A light ‘bulb’ moment
Autumn is the perfect time to start planning your spring garden. Plan carefully and you could have gorgeous bulbs flowering from the start of spring right through to the end of summer. We asked the experts at Gordon Rigg for their top tips on ‘spring bulbs’ to ensure your garden is simply blooming!
Remove weeds and incorporate lots of compost or other organic matter when planting bulbs. On heavy soils, dig in horticultural grit. Bulbs grown in pots need good drainage so put plenty of crocks in the bottom.
2TIME IT RIGHT

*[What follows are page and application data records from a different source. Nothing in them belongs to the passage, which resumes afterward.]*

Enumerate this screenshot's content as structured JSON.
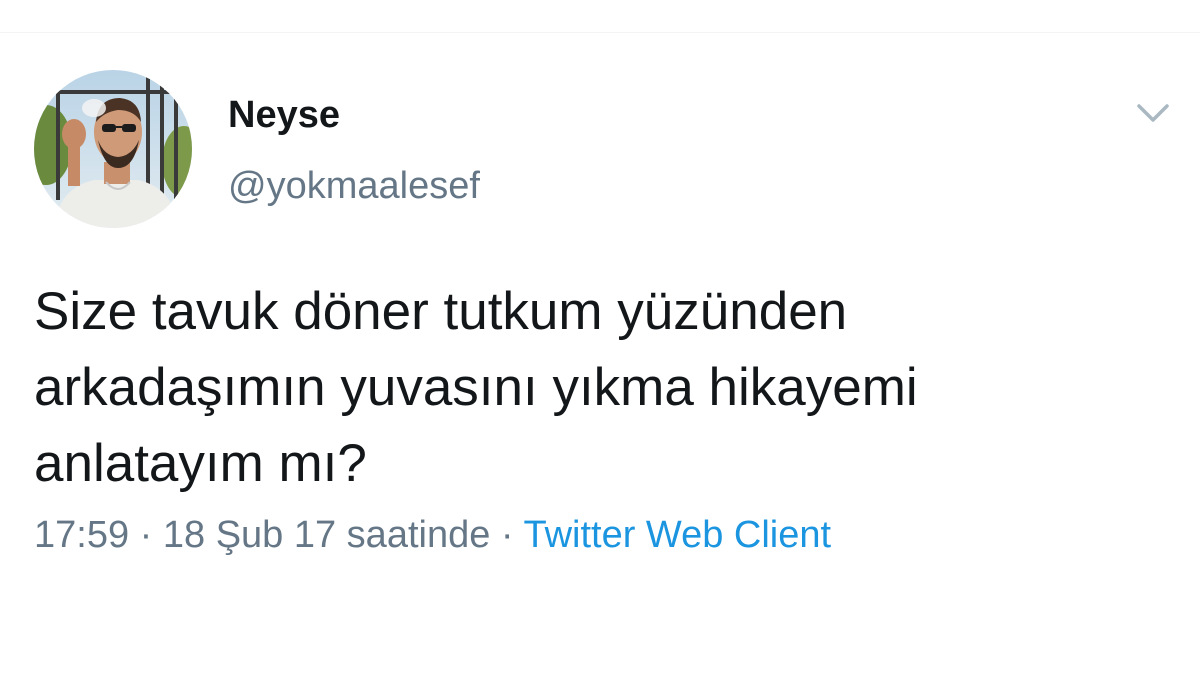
{
  "tweet": {
    "author": {
      "display_name": "Neyse",
      "handle": "@yokmaalesef",
      "avatar_icon": "user-avatar-photo"
    },
    "menu_icon": "chevron-down-icon",
    "text": "Size tavuk döner tutkum yüzünden\narkadaşımın yuvasını yıkma hikayemi\nanlatayım mı?",
    "timestamp": "17:59 · 18 Şub 17 saatinde",
    "separator": " · ",
    "client": "Twitter Web Client"
  },
  "colors": {
    "text_primary": "#14171a",
    "text_secondary": "#657786",
    "link": "#1b95e0",
    "icon": "#aab8c2"
  }
}
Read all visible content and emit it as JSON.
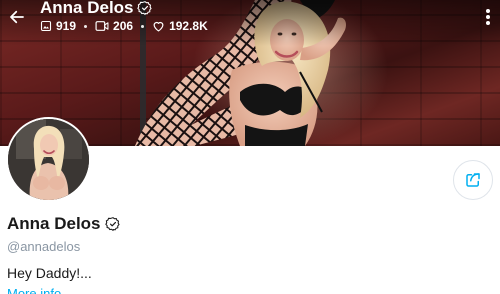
{
  "cover": {
    "display_name": "Anna Delos",
    "verified": true,
    "stats": {
      "photos": "919",
      "videos": "206",
      "likes": "192.8K"
    },
    "icons": {
      "back": "arrow-left-icon",
      "photos": "image-icon",
      "videos": "video-icon",
      "likes": "heart-icon",
      "more": "more-vertical-icon"
    }
  },
  "profile": {
    "display_name": "Anna Delos",
    "username": "@annadelos",
    "bio": "Hey Daddy!...",
    "more_info_label": "More info",
    "share_icon": "share-icon"
  },
  "colors": {
    "accent": "#00aff0",
    "muted_text": "#8a96a3",
    "border": "#dfe4ea"
  }
}
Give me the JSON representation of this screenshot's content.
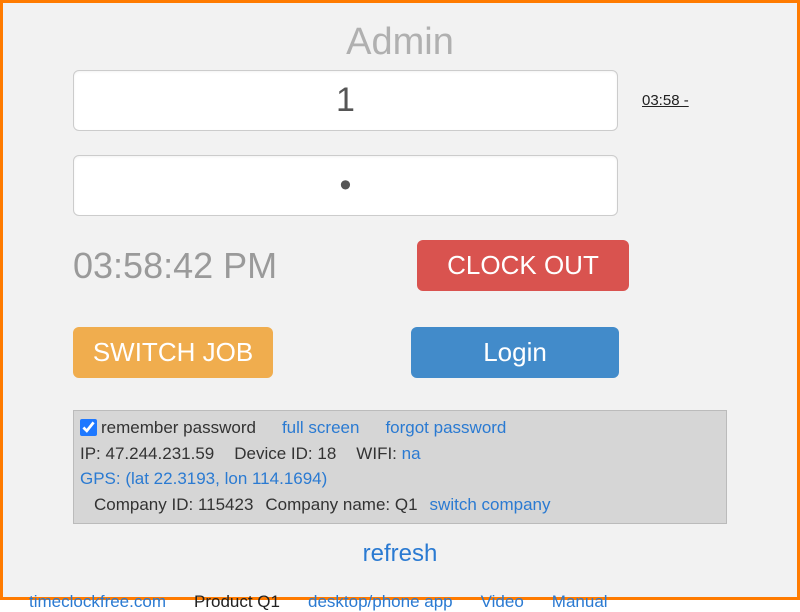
{
  "header": {
    "title": "Admin",
    "side_time": "03:58 -"
  },
  "inputs": {
    "id_value": "1",
    "password_value": "•"
  },
  "clock": {
    "time": "03:58:42 PM"
  },
  "buttons": {
    "clock_out": "CLOCK OUT",
    "switch_job": "SWITCH JOB",
    "login": "Login"
  },
  "info": {
    "remember_label": "remember password",
    "full_screen": "full screen",
    "forgot_password": "forgot password",
    "ip_label": "IP: ",
    "ip_value": "47.244.231.59",
    "device_label": "Device ID: ",
    "device_value": "18",
    "wifi_label": "WIFI: ",
    "wifi_value": "na",
    "gps": "GPS: (lat 22.3193, lon 114.1694)",
    "company_id_label": "Company ID: ",
    "company_id_value": "115423",
    "company_name_label": "Company name: ",
    "company_name_value": "Q1",
    "switch_company": "switch company"
  },
  "refresh": "refresh",
  "footer": {
    "site": "timeclockfree.com",
    "product": "Product Q1",
    "app": "desktop/phone app",
    "video": "Video",
    "manual": "Manual"
  }
}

3BIG, FAT AND FIRM
When buying bulbs, reject any that are soft or showing signs of mould.
Bulbs should be planted in holes three to four times as deep as the bulb itself. So, for example, a 1in crocus bulb needs to be planted in a hole 3-4in deep.
5WHICH WAY UP?
If you are not sure, plant the bulb on its side: its stem will find its own way up.
6BULBS FOR SHADE
Not all bulbs need full sun. As well as woodland bulbs such as the dog’s tooth violet (Erythronium dens-canis), many Mediterranean bulbs grow well in shade. The most majestic bulb for the dappled shade provided by deciduous trees is imperialis.
7MARK THE SPOT
Plant labels are indispensable for marking the position of bulbs whose foliage has died. A discreet wooden label will prevent the frustration caused by plunging a fork into a border and spearing a clump of your favourite alliums.
Most bulbs need a period of dry conditions, but some only thrive in moist soils. In the wild, camassias grow in rich, moist meadows and need similar conditions in the garden.
Bulbs planted singly in small terracotta pots and placed in an ordered manner around the garden bring instant elegance and formality. Use lily-flowered tulips, Fritillaria persica or large-flowered alliums.
The biggest destroyer of bulbs is the squirrel. Planting the bulbs deeper than normal can help. Bulbs are most vulnerable after planting, when the soil is easy for squirrels to dig. Chicken-wire placed over the pot, or the freshly dug soil, will deter them.
Bulbs are the cheapest plants available, so don’t skimp on the quantities you plant. Even in small gardens, massed plantings of a limited number of varieties is always most effective. In pots, allow for a dozen tulips per 12in container.
12LIMIT YOUR LAYERS
Plant pots and window boxes with no more than two layers of bulbs to prevent the unsightly spectacle of later-flowering plants appearing through the dying foliage of earlier ones.
Thanks to the experts at Gordon Rigg Garden Centre, Moss Bridge Road, Kingsway, Rochdale OL16 4UX.